Thermal Performance of Mass Timber Constructions in the Field

A thermal assessment of large mass timber cubes with various wall thicknesses, heating systems, inner and outer conditions, and comparison of results to lightweight frame wall cubes.

The Background Information

The International Mass Timber Alliance (IMTA) has partnered with Oak Ridge National Laboratory (ORNL) to assess the thermal performance of mass timber CLT (cross-laminated timber) walls.

Phase 1 of the study investigated the heat flux through individual panels of CLT under various exterior climatic conditions. Our Phase 1 article presents the findings of the study. Phase 2a of the study investigated the thermal performance of CLT walls in a small cube within a climate simulator. Our Phase 2a article presents the findings of the study.

Phase 2b of the study is scheduled for 2024 and will assess the thermal performance of CLT walls in larger cubes placed outside in three different climate zones.

Phase 2b: Study of Large Cubes on Remote Sites

The Phase 2b study will evaluate how maintaining thermal comfort, rather than a fixed air temperature, can contribute new data on energy savings in mass timber buildings. It is anticipated that this approach will support a reduction of the required wall thicknesses of mass timber buildings, potentially lowering the overall embodied carbon of the structure. Ultimately, the research will support the decarbonization of buildings by supporting the use of mass timber in building construction.

The prefabricated panels were labeled to the assembly drawings provided by Sterling.

Figure 1. Custom-designed, prefabricated CLT panels.

Cube view 1
Assembled Cube 2

Figure 2. Assembled CLT cubes.

Cube Construction & Instrumentation

The cubes are being built as described in the Phase 2a article but scaled to a three-cubic meter (3 m) size. The LW frame cubes will be built according to the building code of the test location. The CLT panels were prefabricated and provided to IMTA for cube construction (Figures 1 and 2).

The instruments installed in each cube are the same as those used in the Phase 2a study:

  • Heating units
  • Sensors
  • Control units

Field Test Conditions

One 3 m CLT wall cube and one LW wall cube will be placed at each of three climate zones:

  • Oak Ridge, TN (mixed-humid climate zone)
  • Golden, CO (very cold climate zone)
  • Nacogdoches, TX (hot and humid climate zone)

The cubes will be placed 20 feet apart to avoid shading each other, as shown in Figures 3 and 4.

Three Meter Cubes placed 20 feet apart to avoid shading each other.

Figure 3. Three-meter cubes placed 20 feet apart outside at test sites.

Shading on cubes (20ft apart) at noon in December in Knoxville, TN.

Figure 4. Shading on cubes at noon in December in Knoxville, TN.

The cubes will be evaluated under different temperature control modes and heating modes. The temperature control modes will be:

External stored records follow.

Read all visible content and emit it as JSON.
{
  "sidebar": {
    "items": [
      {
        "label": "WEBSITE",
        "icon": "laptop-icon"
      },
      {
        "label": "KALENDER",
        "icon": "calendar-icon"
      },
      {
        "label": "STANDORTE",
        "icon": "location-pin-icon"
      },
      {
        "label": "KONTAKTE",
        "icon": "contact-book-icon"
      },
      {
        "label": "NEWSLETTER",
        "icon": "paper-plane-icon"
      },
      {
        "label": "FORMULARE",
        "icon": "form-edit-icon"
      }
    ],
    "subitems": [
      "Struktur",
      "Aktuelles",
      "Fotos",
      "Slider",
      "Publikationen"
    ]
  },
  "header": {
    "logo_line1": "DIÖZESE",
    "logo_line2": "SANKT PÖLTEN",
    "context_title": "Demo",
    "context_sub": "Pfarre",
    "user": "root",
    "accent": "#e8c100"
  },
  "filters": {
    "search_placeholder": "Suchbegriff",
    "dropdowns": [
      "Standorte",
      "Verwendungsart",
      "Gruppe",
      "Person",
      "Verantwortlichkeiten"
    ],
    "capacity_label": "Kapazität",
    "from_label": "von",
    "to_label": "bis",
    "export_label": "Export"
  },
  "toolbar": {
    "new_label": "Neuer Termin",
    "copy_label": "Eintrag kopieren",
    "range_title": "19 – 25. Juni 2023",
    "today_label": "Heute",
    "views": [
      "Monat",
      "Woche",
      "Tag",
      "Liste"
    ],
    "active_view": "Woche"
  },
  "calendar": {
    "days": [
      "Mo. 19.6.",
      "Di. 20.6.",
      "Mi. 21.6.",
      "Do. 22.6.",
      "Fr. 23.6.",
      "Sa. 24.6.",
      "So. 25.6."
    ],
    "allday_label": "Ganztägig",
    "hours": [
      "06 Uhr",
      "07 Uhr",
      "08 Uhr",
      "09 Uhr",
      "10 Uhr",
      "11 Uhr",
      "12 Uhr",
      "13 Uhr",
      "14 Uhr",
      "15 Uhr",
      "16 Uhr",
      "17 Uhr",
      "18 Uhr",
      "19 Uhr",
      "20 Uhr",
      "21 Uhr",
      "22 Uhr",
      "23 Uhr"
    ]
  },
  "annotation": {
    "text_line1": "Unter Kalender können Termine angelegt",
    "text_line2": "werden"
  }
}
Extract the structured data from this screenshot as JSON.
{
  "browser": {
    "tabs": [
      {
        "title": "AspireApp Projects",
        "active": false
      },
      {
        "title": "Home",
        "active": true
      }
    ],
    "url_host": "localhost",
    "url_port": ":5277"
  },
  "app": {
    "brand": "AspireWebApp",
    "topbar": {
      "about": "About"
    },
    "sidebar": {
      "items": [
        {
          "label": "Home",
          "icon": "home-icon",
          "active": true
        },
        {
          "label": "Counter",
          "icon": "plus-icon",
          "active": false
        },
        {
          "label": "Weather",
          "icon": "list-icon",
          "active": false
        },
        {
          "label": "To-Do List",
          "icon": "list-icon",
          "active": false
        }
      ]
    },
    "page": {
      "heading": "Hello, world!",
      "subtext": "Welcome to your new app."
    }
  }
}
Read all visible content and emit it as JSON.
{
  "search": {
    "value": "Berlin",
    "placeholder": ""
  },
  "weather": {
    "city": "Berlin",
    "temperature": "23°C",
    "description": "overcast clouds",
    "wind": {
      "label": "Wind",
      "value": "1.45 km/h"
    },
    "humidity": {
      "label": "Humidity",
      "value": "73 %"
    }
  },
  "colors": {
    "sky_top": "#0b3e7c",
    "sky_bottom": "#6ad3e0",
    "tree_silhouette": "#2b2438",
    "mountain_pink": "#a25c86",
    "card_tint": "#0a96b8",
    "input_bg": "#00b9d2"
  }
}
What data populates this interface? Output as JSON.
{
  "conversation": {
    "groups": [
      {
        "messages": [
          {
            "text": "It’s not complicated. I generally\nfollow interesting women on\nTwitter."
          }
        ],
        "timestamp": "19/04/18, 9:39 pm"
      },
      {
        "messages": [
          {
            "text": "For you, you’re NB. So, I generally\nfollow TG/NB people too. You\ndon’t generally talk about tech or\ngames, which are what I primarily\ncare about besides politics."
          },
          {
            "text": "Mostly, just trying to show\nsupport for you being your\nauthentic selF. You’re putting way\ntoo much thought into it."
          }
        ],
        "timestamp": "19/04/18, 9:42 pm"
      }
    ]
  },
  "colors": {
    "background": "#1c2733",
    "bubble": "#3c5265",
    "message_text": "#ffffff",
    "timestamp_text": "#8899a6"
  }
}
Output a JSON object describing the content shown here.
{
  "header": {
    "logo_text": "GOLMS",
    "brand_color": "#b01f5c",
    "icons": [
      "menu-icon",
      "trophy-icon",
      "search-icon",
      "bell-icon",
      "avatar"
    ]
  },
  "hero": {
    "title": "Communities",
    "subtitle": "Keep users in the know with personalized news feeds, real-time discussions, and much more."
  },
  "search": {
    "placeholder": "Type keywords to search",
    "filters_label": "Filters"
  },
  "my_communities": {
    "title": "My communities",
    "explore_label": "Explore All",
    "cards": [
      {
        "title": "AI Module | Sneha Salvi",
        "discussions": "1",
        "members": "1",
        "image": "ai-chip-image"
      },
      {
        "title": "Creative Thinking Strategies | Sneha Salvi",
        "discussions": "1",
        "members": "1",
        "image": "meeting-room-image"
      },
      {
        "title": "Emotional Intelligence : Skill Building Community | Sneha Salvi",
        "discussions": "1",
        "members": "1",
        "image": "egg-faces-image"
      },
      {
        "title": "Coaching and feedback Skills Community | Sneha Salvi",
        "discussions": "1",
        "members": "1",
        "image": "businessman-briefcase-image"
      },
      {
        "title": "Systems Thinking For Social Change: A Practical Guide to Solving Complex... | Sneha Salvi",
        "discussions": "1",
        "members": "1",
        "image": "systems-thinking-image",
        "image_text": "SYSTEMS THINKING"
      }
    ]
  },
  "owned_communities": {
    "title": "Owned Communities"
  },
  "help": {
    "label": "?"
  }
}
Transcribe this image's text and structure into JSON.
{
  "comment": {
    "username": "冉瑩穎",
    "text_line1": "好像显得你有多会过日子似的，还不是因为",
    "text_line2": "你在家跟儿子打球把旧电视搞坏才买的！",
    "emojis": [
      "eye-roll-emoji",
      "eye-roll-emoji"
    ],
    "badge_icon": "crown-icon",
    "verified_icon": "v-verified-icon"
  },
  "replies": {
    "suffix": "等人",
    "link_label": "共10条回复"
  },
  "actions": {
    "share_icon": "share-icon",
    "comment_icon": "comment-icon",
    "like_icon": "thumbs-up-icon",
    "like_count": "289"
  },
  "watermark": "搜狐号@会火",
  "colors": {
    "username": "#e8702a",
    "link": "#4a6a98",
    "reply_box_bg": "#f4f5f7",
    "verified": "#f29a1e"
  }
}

  1. Control for fixed indoor air temperatures (e.g., 72°F for heating and 75° F for cooling).
  2. Control for occupant comfort based on operative temperature. The operative temperature is the average of air temperature and the mean radiant temperature from surfaces to which the occupants are exposed.

The heating modes will be convective heating  (i.e., heated air only) and radiant heating (i.e., providing radiant heat to the surfaces and occupants inside the cube). All cooling will be convective using a mini-split heat pump system.

The cubes will be monitored over 24 months for the following parameters:

  • Indoor air temperature
  • Operative temperature
  • Air humidity
  • Heating/cooling energy use
  • Heat fluxes through the walls on the interior surface
  • Temperature and humidity at the interfaces between material layers in the walls

The data will be continuously transmitted to ORNL for collation and evaluation.

Phase 2b Data Analysis

The study data will be used to validate energy, thermal, and moisture models (e.g., EnergyPlus™ whole building energy simulation program, WUFI® Plus heat and moisture simulation program, etc.). The validated modeling will then be used to extrapolate the cube results to whole buildings in different climates. The results will allow the evaluation of building envelope criteria for CLT walls compared to LW walls.



The information presented here was originally published in April 2022 by ORNL Staff of Mikael Salonvaara, Emishaw Iffa, Andrè Desjarlais and Jerry Atchley under CRADA NFE-20-08326.

This project was carried out in partnership with the International Mass Timber Alliance (IMTA) who provided the test panel assemblies.  Mr. Robert Pickett, IMTA secretary, and Dr. Carl Manz, CT Manz Consulting, Inc. provided technical support to the project.